The Pharisees require a heavy burden, but do not help to lift it (23:4). This cannot mean the Pharisees are making rules they themselves are unwilling to keep since the rest of this paragraph is about Pharisees living out their own traditions to honor themselves.
The Pharisees seem unwilling to help people carry the heavy burden they require of them. Consider the rabbinical discussion of grounds for divorce. For some, the only ground for divorce is the woman’s unfaithfulness, for others a divorce was permissible if the woman (or, spouse) offended in any way (not just sexual unfaithfulness). The former is unwilling to broaden their interpretation of the Law to help people in a desperate situation. There are other examples of interpretations which were “heavy” as opposed to “light.”
Jesus draws a contrast the burden he asks his followers to bear and the Pharisees. In Matthew 11:28-29 Jesus says his burden is light. Was Jesus telling his disciples they were not required to bear the burden of the Law, or that they did need to follow all the purity traditions of the Pharisees?
Jesus lists several examples religious hypocrisy and practices of the Pharisees (23:5-12).
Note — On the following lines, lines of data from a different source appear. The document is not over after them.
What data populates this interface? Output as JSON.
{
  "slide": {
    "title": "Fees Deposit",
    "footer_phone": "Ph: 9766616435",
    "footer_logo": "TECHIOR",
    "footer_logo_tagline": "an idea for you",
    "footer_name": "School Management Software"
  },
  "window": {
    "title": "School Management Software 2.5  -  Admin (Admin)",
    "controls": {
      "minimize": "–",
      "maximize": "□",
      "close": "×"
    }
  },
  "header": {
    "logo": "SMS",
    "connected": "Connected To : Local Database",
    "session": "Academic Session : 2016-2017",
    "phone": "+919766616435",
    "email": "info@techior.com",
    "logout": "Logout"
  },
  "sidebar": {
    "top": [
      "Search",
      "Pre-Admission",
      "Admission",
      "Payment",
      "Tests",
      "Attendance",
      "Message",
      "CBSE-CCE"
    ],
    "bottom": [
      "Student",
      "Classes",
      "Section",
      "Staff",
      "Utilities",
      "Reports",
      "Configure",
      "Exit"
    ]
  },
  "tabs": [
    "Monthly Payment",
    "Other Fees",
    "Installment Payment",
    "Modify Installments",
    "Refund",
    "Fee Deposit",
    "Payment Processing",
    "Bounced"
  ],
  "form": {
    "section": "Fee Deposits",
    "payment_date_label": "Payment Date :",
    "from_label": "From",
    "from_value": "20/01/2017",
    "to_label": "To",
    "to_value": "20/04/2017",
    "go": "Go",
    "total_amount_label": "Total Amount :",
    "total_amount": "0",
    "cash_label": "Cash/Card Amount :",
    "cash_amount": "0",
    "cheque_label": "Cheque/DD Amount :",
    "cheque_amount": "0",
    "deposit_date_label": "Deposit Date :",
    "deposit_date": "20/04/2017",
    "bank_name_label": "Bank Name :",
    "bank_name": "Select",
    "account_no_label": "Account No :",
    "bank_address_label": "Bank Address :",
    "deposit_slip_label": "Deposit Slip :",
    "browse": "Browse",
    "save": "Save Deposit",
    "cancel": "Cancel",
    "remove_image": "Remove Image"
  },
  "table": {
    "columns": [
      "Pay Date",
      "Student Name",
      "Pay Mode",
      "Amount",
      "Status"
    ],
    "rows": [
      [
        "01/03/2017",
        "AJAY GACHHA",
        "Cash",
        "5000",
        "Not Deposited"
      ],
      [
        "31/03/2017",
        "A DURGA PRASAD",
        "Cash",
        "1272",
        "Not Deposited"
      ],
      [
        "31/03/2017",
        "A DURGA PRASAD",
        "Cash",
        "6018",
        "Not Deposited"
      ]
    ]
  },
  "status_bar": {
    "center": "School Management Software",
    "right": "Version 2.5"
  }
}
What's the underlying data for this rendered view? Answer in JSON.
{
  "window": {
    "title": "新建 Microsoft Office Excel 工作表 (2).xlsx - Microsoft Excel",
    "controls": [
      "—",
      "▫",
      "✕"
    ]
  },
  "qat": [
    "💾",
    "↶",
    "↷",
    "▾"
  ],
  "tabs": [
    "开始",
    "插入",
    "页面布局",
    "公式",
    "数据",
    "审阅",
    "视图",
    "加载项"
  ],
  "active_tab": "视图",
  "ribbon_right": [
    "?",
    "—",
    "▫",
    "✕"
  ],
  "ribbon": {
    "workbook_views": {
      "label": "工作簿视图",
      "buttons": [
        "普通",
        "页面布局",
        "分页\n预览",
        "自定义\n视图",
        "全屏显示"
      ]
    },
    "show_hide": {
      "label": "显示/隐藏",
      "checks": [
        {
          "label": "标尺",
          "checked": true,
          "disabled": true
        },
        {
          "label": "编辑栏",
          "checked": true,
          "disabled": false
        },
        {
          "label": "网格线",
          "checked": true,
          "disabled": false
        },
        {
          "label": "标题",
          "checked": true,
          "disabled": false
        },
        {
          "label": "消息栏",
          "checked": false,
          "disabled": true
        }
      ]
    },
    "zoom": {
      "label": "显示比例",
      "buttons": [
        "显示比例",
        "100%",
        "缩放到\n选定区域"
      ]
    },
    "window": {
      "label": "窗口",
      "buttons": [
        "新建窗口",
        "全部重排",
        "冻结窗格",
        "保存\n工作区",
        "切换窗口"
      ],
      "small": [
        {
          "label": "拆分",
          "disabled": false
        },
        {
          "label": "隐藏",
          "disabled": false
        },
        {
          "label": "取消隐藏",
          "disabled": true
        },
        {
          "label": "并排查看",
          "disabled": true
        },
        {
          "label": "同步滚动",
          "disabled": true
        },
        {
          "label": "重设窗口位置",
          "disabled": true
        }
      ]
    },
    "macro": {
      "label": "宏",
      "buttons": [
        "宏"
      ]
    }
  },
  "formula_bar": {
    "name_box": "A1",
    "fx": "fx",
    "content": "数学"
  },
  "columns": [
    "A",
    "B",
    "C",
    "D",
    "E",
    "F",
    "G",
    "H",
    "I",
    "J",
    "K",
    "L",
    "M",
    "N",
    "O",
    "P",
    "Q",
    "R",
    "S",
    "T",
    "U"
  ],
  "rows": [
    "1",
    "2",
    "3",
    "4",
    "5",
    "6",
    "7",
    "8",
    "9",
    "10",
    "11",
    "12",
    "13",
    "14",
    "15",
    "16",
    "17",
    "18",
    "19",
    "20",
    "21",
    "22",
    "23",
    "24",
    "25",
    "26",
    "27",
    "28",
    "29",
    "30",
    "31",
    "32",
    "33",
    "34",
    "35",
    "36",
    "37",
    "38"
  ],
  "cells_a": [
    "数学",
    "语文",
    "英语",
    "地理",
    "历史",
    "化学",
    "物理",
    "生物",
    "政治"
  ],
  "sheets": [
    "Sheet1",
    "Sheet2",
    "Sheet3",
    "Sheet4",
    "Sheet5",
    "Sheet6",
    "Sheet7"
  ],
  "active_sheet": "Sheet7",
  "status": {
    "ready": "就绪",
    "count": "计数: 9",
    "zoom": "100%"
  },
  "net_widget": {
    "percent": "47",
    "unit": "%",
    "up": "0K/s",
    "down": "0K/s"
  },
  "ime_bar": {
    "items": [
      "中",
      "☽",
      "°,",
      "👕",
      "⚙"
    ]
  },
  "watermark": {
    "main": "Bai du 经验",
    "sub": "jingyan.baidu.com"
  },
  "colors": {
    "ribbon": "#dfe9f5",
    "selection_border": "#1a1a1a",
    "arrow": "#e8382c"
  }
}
- Phylacteries (23:5a). Tefillin (singular, tefillah; Greek, φυλακτήριον) are leather bands worn on the head and the left arm during prayer (Aristeas 159; Antiq. 4.213), usually the shema (Deut 6:4-6). Prior to the exile these commands were taken figuratively (memorize Scripture?), but after the return from exile the tradition developed to literally “bind the scripture.” To “broaden the strips” may mean to make them larger so people can see them, or it may mean to wear them for longer periods of time.
- Tassels (23:5b). Tassels are tzitzit (Hebrew צִיצִת). The four corners on an undergarment were to be frayed, each fray was to represent the individual commands of the Law. Numbers 15:37-38 and Deuteronomy 22:12 command the use of tassels. The Pharisees made them as large as possible to show that they were far more spiritual than the average person.
- Honored seats (23:6). Specifically, the best seats at a banquet (cf. Luke 14:7-14) and in the synagogues (James 2:1-4). Honored seats were reserved for the best people, the wealthy and the powerful. But the followers of Jesus are not to seek the best seats, but rather be like servants.
- The title rabbi (23:7). The term rabbi was the normal term for a teacher in in first century Judaism. Rabbi comes from the Hebrew word rab, meaning great. Rabbi means something like “my great one,” indicating the importance of the rabbi. Although this is anachronistic, it is possible to draw the analogy to a professor with a PhD insisting on students using the title “doctor.” Professors love to be greeted in public as “Doctor.” The title rabbi develops into an affectionate title used for a Jewish teacher, like calling the leader of a local church pastor (shepherd), as opposed to “reverend” (the revered one).
Jesus and his disciples used tefillin and tzitzit. In Matthew 9:20, the woman reached out and touched the tassels on Jesus’s robe. He allowed others to call him rabbi and he seems to have taken the honored seat at meals. For each of these examples, Jesus’s objection is Pharisees using an otherwise neutral practice to draw attention and honor to themselves. He does not tell his disciples to avoid such things, but to not draw attention to themselves by being servants.